Output should begin at the line holding "Give me the" and end at the last line of the entries; print those lines verbatim and no others.

====================

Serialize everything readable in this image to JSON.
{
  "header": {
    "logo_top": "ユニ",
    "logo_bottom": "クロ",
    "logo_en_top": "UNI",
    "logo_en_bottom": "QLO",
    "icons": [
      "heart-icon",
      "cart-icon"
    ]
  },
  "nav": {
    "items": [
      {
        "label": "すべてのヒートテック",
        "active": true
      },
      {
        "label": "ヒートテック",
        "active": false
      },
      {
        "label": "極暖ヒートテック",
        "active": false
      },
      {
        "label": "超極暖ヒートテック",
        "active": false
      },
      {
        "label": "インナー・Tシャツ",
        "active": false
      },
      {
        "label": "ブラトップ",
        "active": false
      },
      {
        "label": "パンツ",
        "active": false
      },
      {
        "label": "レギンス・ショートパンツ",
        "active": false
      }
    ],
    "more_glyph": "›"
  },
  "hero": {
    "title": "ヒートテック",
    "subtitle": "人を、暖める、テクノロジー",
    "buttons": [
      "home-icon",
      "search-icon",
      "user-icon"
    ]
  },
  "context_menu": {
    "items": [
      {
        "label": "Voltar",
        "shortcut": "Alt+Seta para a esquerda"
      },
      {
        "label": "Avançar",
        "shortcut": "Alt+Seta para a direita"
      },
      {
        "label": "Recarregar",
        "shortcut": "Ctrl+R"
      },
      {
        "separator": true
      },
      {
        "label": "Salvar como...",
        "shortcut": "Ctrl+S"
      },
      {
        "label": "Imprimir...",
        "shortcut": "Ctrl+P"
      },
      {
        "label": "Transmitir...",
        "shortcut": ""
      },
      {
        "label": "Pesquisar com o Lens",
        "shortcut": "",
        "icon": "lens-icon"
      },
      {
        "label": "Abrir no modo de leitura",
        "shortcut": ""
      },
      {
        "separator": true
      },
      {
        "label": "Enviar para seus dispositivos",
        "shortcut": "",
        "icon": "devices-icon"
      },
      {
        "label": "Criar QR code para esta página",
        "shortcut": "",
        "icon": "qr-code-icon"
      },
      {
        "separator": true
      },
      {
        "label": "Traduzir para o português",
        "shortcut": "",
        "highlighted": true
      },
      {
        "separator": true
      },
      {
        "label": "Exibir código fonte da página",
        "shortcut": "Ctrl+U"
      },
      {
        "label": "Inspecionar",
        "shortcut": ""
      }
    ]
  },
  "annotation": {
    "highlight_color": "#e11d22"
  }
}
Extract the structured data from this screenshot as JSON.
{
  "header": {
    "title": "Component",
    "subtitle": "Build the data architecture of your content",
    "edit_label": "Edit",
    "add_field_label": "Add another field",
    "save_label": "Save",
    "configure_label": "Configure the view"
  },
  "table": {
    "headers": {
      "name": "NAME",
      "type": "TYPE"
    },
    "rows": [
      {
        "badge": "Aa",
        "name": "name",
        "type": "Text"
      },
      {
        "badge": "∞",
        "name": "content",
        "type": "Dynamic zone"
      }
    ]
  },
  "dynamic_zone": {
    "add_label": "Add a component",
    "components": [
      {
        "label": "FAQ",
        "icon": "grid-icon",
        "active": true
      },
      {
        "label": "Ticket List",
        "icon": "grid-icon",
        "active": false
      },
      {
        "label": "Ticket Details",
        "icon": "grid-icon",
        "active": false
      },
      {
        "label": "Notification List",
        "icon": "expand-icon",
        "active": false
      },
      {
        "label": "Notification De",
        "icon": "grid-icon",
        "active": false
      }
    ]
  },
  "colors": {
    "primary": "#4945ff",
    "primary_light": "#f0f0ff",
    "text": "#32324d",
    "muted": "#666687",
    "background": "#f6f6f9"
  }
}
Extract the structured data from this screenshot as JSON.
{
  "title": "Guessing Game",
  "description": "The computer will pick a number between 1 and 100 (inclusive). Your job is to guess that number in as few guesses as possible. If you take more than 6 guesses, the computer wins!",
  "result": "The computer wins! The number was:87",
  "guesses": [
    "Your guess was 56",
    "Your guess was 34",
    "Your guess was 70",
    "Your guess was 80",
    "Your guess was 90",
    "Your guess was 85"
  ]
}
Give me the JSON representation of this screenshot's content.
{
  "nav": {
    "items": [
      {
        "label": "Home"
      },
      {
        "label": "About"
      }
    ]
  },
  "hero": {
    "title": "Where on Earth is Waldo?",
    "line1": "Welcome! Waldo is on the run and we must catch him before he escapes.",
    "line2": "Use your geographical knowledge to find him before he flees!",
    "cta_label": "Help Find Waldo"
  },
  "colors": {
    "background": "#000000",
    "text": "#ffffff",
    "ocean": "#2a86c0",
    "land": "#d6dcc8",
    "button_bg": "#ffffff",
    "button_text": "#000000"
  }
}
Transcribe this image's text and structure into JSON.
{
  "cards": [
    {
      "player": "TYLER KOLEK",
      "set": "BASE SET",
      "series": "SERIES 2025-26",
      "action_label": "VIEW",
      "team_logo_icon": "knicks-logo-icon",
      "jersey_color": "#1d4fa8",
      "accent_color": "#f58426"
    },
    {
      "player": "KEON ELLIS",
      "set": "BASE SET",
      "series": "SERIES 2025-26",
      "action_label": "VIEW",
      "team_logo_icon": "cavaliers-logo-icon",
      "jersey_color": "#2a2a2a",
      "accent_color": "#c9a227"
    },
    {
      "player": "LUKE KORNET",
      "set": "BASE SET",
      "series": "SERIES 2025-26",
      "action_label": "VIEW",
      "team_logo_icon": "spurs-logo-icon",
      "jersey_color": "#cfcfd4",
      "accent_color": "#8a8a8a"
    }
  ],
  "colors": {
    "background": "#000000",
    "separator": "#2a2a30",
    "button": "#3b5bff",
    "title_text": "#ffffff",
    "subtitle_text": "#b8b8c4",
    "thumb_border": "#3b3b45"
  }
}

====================

▶ **Task solution**
Give me the JSON representation of this screenshot's content.
{
  "nav": {
    "items": [
      {
        "label": "Home"
      },
      {
        "label": "About"
      }
    ]
  },
  "hero": {
    "title": "Where on Earth is Waldo?",
    "line1": "Welcome! Waldo is on the run and we must catch him before he escapes.",
    "line2": "Use your geographical knowledge to find him before he flees!",
    "cta_label": "Help Find Waldo"
  },
  "colors": {
    "background": "#000000",
    "text": "#ffffff",
    "ocean": "#2a86c0",
    "land": "#d6dcc8",
    "button_bg": "#ffffff",
    "button_text": "#000000"
  }
}
Transcribe this image's text and structure into JSON.
{
  "cards": [
    {
      "player": "TYLER KOLEK",
      "set": "BASE SET",
      "series": "SERIES 2025-26",
      "action_label": "VIEW",
      "team_logo_icon": "knicks-logo-icon",
      "jersey_color": "#1d4fa8",
      "accent_color": "#f58426"
    },
    {
      "player": "KEON ELLIS",
      "set": "BASE SET",
      "series": "SERIES 2025-26",
      "action_label": "VIEW",
      "team_logo_icon": "cavaliers-logo-icon",
      "jersey_color": "#2a2a2a",
      "accent_color": "#c9a227"
    },
    {
      "player": "LUKE KORNET",
      "set": "BASE SET",
      "series": "SERIES 2025-26",
      "action_label": "VIEW",
      "team_logo_icon": "spurs-logo-icon",
      "jersey_color": "#cfcfd4",
      "accent_color": "#8a8a8a"
    }
  ],
  "colors": {
    "background": "#000000",
    "separator": "#2a2a30",
    "button": "#3b5bff",
    "title_text": "#ffffff",
    "subtitle_text": "#b8b8c4",
    "thumb_border": "#3b3b45"
  }
}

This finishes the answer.